##### RECORD EXTRACTS #####

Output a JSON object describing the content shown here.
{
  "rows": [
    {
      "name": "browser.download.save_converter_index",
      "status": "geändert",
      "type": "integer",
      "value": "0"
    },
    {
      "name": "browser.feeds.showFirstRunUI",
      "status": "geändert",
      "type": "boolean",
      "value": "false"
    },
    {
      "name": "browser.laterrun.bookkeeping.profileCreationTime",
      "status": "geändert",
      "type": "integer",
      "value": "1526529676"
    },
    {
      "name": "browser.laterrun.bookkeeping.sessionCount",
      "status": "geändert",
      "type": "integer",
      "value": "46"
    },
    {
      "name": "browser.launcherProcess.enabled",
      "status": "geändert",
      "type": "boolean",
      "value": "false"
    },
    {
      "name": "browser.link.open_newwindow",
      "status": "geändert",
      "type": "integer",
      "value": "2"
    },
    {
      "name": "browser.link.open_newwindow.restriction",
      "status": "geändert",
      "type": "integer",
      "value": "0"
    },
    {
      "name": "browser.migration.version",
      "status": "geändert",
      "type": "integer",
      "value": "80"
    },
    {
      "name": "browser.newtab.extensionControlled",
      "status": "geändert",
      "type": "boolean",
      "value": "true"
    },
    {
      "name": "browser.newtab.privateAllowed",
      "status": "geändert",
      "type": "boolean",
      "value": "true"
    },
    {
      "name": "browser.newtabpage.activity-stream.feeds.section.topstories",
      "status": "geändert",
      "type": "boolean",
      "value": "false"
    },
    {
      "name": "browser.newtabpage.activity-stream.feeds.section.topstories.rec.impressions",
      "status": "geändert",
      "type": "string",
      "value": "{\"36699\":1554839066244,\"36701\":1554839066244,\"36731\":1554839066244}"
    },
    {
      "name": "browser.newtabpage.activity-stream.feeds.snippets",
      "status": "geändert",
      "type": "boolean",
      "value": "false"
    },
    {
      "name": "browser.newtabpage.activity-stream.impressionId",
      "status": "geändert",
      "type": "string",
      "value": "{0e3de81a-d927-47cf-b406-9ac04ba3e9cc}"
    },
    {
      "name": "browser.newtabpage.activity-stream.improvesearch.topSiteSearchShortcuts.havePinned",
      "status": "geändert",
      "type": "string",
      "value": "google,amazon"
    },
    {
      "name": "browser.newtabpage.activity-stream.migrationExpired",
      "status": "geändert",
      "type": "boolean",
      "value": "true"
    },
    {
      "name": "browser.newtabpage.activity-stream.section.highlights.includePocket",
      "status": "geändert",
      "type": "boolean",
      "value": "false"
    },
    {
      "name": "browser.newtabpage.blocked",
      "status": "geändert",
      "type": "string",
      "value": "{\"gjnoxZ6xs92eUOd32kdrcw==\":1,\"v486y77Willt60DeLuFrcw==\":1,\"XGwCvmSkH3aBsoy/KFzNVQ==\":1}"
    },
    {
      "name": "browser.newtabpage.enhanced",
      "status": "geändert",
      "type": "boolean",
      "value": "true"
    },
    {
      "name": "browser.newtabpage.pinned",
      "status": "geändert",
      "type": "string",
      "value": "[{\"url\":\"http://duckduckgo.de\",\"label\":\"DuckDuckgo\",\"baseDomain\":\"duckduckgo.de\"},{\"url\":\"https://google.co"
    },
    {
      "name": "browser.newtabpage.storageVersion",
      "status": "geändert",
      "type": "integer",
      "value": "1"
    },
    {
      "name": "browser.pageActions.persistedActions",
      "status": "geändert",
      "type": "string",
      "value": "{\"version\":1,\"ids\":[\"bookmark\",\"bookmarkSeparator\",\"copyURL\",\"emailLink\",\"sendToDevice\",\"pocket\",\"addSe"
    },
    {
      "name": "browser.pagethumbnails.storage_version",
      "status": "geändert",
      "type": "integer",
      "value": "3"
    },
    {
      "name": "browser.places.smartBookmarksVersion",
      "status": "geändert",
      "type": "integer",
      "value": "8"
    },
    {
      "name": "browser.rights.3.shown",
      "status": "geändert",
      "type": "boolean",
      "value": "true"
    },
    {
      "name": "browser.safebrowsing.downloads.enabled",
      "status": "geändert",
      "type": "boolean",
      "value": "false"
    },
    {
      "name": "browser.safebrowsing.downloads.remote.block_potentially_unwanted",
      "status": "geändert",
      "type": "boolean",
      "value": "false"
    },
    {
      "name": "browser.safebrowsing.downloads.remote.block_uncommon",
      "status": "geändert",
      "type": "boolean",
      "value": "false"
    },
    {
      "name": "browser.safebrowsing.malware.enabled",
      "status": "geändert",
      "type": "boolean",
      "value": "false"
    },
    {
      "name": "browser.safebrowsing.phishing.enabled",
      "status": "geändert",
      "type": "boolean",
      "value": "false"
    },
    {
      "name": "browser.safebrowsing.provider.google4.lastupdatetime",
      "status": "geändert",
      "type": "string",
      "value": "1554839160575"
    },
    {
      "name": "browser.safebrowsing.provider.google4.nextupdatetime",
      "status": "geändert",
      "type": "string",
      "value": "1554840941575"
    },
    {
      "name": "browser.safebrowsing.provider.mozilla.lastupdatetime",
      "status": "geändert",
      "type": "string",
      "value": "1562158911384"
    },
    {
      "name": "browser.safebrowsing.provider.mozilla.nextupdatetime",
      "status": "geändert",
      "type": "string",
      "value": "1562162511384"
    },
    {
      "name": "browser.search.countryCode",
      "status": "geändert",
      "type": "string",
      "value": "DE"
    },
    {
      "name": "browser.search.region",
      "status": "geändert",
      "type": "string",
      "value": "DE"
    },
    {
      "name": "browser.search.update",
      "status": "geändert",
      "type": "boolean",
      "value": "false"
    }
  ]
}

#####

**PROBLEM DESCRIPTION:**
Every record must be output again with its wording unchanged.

**TASK ANSWER:**
Output a JSON object describing the content shown here.
{
  "rows": [
    {
      "name": "browser.download.save_converter_index",
      "status": "geändert",
      "type": "integer",
      "value": "0"
    },
    {
      "name": "browser.feeds.showFirstRunUI",
      "status": "geändert",
      "type": "boolean",
      "value": "false"
    },
    {
      "name": "browser.laterrun.bookkeeping.profileCreationTime",
      "status": "geändert",
      "type": "integer",
      "value": "1526529676"
    },
    {
      "name": "browser.laterrun.bookkeeping.sessionCount",
      "status": "geändert",
      "type": "integer",
      "value": "46"
    },
    {
      "name": "browser.launcherProcess.enabled",
      "status": "geändert",
      "type": "boolean",
      "value": "false"
    },
    {
      "name": "browser.link.open_newwindow",
      "status": "geändert",
      "type": "integer",
      "value": "2"
    },
    {
      "name": "browser.link.open_newwindow.restriction",
      "status": "geändert",
      "type": "integer",
      "value": "0"
    },
    {
      "name": "browser.migration.version",
      "status": "geändert",
      "type": "integer",
      "value": "80"
    },
    {
      "name": "browser.newtab.extensionControlled",
      "status": "geändert",
      "type": "boolean",
      "value": "true"
    },
    {
      "name": "browser.newtab.privateAllowed",
      "status": "geändert",
      "type": "boolean",
      "value": "true"
    },
    {
      "name": "browser.newtabpage.activity-stream.feeds.section.topstories",
      "status": "geändert",
      "type": "boolean",
      "value": "false"
    },
    {
      "name": "browser.newtabpage.activity-stream.feeds.section.topstories.rec.impressions",
      "status": "geändert",
      "type": "string",
      "value": "{\"36699\":1554839066244,\"36701\":1554839066244,\"36731\":1554839066244}"
    },
    {
      "name": "browser.newtabpage.activity-stream.feeds.snippets",
      "status": "geändert",
      "type": "boolean",
      "value": "false"
    },
    {
      "name": "browser.newtabpage.activity-stream.impressionId",
      "status": "geändert",
      "type": "string",
      "value": "{0e3de81a-d927-47cf-b406-9ac04ba3e9cc}"
    },
    {
      "name": "browser.newtabpage.activity-stream.improvesearch.topSiteSearchShortcuts.havePinned",
      "status": "geändert",
      "type": "string",
      "value": "google,amazon"
    },
    {
      "name": "browser.newtabpage.activity-stream.migrationExpired",
      "status": "geändert",
      "type": "boolean",
      "value": "true"
    },
    {
      "name": "browser.newtabpage.activity-stream.section.highlights.includePocket",
      "status": "geändert",
      "type": "boolean",
      "value": "false"
    },
    {
      "name": "browser.newtabpage.blocked",
      "status": "geändert",
      "type": "string",
      "value": "{\"gjnoxZ6xs92eUOd32kdrcw==\":1,\"v486y77Willt60DeLuFrcw==\":1,\"XGwCvmSkH3aBsoy/KFzNVQ==\":1}"
    },
    {
      "name": "browser.newtabpage.enhanced",
      "status": "geändert",
      "type": "boolean",
      "value": "true"
    },
    {
      "name": "browser.newtabpage.pinned",
      "status": "geändert",
      "type": "string",
      "value": "[{\"url\":\"http://duckduckgo.de\",\"label\":\"DuckDuckgo\",\"baseDomain\":\"duckduckgo.de\"},{\"url\":\"https://google.co"
    },
    {
      "name": "browser.newtabpage.storageVersion",
      "status": "geändert",
      "type": "integer",
      "value": "1"
    },
    {
      "name": "browser.pageActions.persistedActions",
      "status": "geändert",
      "type": "string",
      "value": "{\"version\":1,\"ids\":[\"bookmark\",\"bookmarkSeparator\",\"copyURL\",\"emailLink\",\"sendToDevice\",\"pocket\",\"addSe"
    },
    {
      "name": "browser.pagethumbnails.storage_version",
      "status": "geändert",
      "type": "integer",
      "value": "3"
    },
    {
      "name": "browser.places.smartBookmarksVersion",
      "status": "geändert",
      "type": "integer",
      "value": "8"
    },
    {
      "name": "browser.rights.3.shown",
      "status": "geändert",
      "type": "boolean",
      "value": "true"
    },
    {
      "name": "browser.safebrowsing.downloads.enabled",
      "status": "geändert",
      "type": "boolean",
      "value": "false"
    },
    {
      "name": "browser.safebrowsing.downloads.remote.block_potentially_unwanted",
      "status": "geändert",
      "type": "boolean",
      "value": "false"
    },
    {
      "name": "browser.safebrowsing.downloads.remote.block_uncommon",
      "status": "geändert",
      "type": "boolean",
      "value": "false"
    },
    {
      "name": "browser.safebrowsing.malware.enabled",
      "status": "geändert",
      "type": "boolean",
      "value": "false"
    },
    {
      "name": "browser.safebrowsing.phishing.enabled",
      "status": "geändert",
      "type": "boolean",
      "value": "false"
    },
    {
      "name": "browser.safebrowsing.provider.google4.lastupdatetime",
      "status": "geändert",
      "type": "string",
      "value": "1554839160575"
    },
    {
      "name": "browser.safebrowsing.provider.google4.nextupdatetime",
      "status": "geändert",
      "type": "string",
      "value": "1554840941575"
    },
    {
      "name": "browser.safebrowsing.provider.mozilla.lastupdatetime",
      "status": "geändert",
      "type": "string",
      "value": "1562158911384"
    },
    {
      "name": "browser.safebrowsing.provider.mozilla.nextupdatetime",
      "status": "geändert",
      "type": "string",
      "value": "1562162511384"
    },
    {
      "name": "browser.search.countryCode",
      "status": "geändert",
      "type": "string",
      "value": "DE"
    },
    {
      "name": "browser.search.region",
      "status": "geändert",
      "type": "string",
      "value": "DE"
    },
    {
      "name": "browser.search.update",
      "status": "geändert",
      "type": "boolean",
      "value": "false"
    }
  ]
}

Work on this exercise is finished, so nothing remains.